“We want to intensify the checks in this case, so that we can much more successfully fight against organised crimes. Thus [Slovak-Austrian] contacts will be much closer, but when it comes to ordinary tourism, we enjoy free movement between both states. It’s necessary to restrict checks as much as possible ... to only cases where the law is broken or an offence is committed,” Kaliňák added. TASR

Compiled by Zuzana Vilikovská from press reports
The Slovak Spectator cannot vouch for the accuracy of the information presented in its Flash News postings.

The processing of personal data is subject to our Privacy Policy and the Cookie Policy. Before submitting your e-mail address, please make sure to acquaint yourself with these documents.
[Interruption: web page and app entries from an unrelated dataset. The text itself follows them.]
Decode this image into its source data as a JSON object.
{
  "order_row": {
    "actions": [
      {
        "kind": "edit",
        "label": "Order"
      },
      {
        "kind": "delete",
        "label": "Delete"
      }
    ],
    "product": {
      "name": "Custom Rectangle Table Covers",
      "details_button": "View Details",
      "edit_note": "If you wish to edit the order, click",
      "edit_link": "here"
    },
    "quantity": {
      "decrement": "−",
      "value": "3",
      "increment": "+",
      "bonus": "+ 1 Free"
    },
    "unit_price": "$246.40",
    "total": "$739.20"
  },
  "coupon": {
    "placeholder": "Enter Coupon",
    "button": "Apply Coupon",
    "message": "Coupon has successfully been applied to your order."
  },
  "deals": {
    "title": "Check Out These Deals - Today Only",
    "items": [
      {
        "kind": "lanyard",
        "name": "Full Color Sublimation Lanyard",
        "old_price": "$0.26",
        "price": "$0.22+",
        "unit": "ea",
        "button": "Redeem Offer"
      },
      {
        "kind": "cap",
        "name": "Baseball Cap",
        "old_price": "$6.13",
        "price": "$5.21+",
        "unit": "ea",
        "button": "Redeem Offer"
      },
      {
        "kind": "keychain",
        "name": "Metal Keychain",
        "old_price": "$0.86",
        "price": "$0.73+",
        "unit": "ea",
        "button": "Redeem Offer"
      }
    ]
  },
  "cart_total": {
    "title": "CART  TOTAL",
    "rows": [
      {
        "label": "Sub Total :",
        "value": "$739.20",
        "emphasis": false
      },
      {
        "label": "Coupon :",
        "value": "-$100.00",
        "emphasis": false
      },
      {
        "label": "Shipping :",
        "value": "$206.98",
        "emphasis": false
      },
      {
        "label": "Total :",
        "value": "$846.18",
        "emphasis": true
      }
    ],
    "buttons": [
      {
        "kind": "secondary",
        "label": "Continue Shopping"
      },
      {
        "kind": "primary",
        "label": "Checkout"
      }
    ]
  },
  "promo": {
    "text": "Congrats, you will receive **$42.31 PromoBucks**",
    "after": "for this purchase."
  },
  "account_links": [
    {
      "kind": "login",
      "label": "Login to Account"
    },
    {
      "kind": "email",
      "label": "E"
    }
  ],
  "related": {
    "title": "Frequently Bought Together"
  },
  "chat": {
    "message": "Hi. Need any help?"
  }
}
Top stories

Heavy rains flood the Tatras Video

People had to be evacuated and several hiking routes had to be closed.

Stará Lesná

Trump plays with the world like a spoiled child

The White House is now broadcasting its most spectacular soap opera, beating and overcoming those of sundry leaders from different continents and different times.

Donald Trump

Last Week in Slovakia: People marched for LGBTI rights in Bratislava Audio

Listen to all the headlines from The Slovak Spectator's news podcast.

Rainbow Pride in Bratislava

Government has no plans to officially commemorate the victims of the 1968 invasion of Czechoslovakia

Presidents of the Slovak and Czech Republics will take a train ride to mark the founding of the Czechoslovak State.

Law Faculty of Comenius University in Šafárikovo Square, where the civilian killings by foreign armies on August 21, 1968, were most concentrated.